dilute methane liberated from the shelter holes and at the belt feeder.
Cause of Explosion
This explosion resulted from the ignition of a methane-air mixture in the No. 1 entry about 1,000 feet outby the working faces of Cabin Creek 4 panel section. The methane was ignited by an electric arc from a portal bus being used to transport the section crew to the surface. The electric arc occurred when the trolley-pole harp lost electrical contact with trolley wire. The source of the methane could not be determined positively and probable reasons for its accumulation at the specific time and location are conjectural. The investigators are of the opinion that in addition to the usual methane liberation in No. 1 entry, excessive pressure from the adjacent strata released additional methane into the No. 1 entry shortly before the explosion occurred.
Historical Summary of Mine Disasters in the United States - Volume II
Explosion at Itmann Kills 5 Miners
Post Herald and Register, Beckley, West Virginia
December 17, 1972
Mullens (RNS) -- A spokesman at Wyoming General Hospital, quoting Dr. George Fordham of Mullens, who had been at the scene, said the five men listed earlier as unaccounted for in the Saturday explosion at Itmann No. 3 mine were "all dead."
The bodies of the five men were brought to Wyoming General Hospital about 11:45 p.m.
They were identified as:
Bill Hatfield, 44, of New Richmond
Nathan Lacy Akers, 27, Princewick
Larry Akers, 22, of Covel
Itmann (RNS) -- Three of eight miners trapped underground in an explosion at Itmann Coal Company Mine No. 3 were listed in "critical" condition at Wyoming General Hospital in nearby Mullens late Saturday night.
Although there were unofficial reports that all eight of the men trapped when the explosion ripped through the mine at 3:40 p.m. had been found, the fate of the other five was indefinite and there were mounting fears the lack of a report on them was ominous.

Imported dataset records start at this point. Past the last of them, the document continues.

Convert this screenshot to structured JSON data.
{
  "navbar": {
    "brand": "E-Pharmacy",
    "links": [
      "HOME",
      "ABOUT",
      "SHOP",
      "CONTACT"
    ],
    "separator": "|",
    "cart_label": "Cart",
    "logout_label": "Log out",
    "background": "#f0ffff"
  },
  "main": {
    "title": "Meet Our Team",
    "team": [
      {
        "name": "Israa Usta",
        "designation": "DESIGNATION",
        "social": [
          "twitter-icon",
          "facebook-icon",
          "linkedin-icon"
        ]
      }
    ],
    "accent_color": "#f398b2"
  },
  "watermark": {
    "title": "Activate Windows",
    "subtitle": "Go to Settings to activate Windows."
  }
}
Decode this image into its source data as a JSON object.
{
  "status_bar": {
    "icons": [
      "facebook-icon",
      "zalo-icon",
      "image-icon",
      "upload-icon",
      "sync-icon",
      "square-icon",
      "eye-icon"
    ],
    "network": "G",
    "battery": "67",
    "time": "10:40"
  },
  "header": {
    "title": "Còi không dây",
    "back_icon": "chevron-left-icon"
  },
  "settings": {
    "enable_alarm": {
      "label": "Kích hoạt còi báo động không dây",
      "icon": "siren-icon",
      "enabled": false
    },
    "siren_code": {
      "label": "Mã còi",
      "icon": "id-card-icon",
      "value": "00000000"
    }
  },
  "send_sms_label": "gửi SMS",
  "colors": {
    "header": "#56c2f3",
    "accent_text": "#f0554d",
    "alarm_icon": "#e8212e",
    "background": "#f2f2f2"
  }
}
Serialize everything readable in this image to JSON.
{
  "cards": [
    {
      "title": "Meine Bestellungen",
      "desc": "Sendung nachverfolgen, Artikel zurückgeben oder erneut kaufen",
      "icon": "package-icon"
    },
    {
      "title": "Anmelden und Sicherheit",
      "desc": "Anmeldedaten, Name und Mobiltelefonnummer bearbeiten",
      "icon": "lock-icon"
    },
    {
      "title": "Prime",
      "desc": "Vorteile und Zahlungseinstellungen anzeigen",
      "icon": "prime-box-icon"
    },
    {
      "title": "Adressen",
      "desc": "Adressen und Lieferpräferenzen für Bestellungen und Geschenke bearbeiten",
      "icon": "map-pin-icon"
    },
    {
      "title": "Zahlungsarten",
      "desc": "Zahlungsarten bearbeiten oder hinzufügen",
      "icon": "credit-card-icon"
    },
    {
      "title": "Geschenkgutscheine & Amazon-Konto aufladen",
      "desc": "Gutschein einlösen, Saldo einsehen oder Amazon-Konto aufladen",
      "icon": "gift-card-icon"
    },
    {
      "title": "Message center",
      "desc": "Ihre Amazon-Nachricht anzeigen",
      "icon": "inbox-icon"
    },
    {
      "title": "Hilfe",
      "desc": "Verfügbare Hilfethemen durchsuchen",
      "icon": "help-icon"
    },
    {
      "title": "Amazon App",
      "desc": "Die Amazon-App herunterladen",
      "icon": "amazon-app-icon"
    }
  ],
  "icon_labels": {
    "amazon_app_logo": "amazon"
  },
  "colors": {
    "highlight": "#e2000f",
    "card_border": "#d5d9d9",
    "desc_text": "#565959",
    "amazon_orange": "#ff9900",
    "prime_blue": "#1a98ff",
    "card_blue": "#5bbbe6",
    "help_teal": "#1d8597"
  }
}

The three brought out by rescue crews about six hours after the explosion were identified as Larry Bailey, 23, of Brenton; Dallas Mullins, 32, of Pineville; and Jerry Billings, age and address not available. Bailey had received emergency treatment and had been admitted to the hospital. Mullins and Billings were still undergoing emergency treatment at 10:30 p.m.
One of the five missing men was identified as Bill Hatfield of New Richmond, president of the local union (No. 9690) at Itmann.
Two rescue teams were reported in the area where the three men were found alive, a spokesman for Consolidation Coal Co., parent firm of Itmann Coal, said. At least two other rescue teams, physicians and ambulances were standing by.
"Maybe these men were on the way out. Nobody knows at this point," the spokesman said.
The spokesman said the men were located about 6,000 to 7,000 feet from the outside of the drift mine. There is both a drift opening and a shaft opening (through Itmann Mine No. 4) access to the mine and it was unclear which of these the distances referred to. The explosion was said to have occurred about 2,500 feet from the pit opening.
Itmann No. 3 is classified as a "gassy" mine but officials said the origin of the explosion had not been determined definitely. The Consolidation spokesman said miners who escaped the blast reported that there was no fire. The three injured men, however, all suffered extensive burns from the explosion.
The explosion was an extensive one. Rescue teams reportedly were hampered in their efforts to reach the other five men because they had to rebuild airways as they advanced. The explosion had ripped out 25 "stoppers" (cinder block brattices that direct the life-giving air pumped by huge fans into the working areas).
The Saturday explosion was said to have occurred in the "Cabin Creek Four Panel" section of the mine where a continuous miner device was being used. An explosion had occurred in a nearby section where a "German Plow" machine was being used in December, 1971.
The explosion occurred while the day shift was still in the mines. The workers were thought to have been on their way out when it occurred. About 70 miners, on the pit opening side of the explosion, escaped, according to William Starling, vice president of Pocahontas Coal Co., a Consolidation subsidiary, who was at the scene.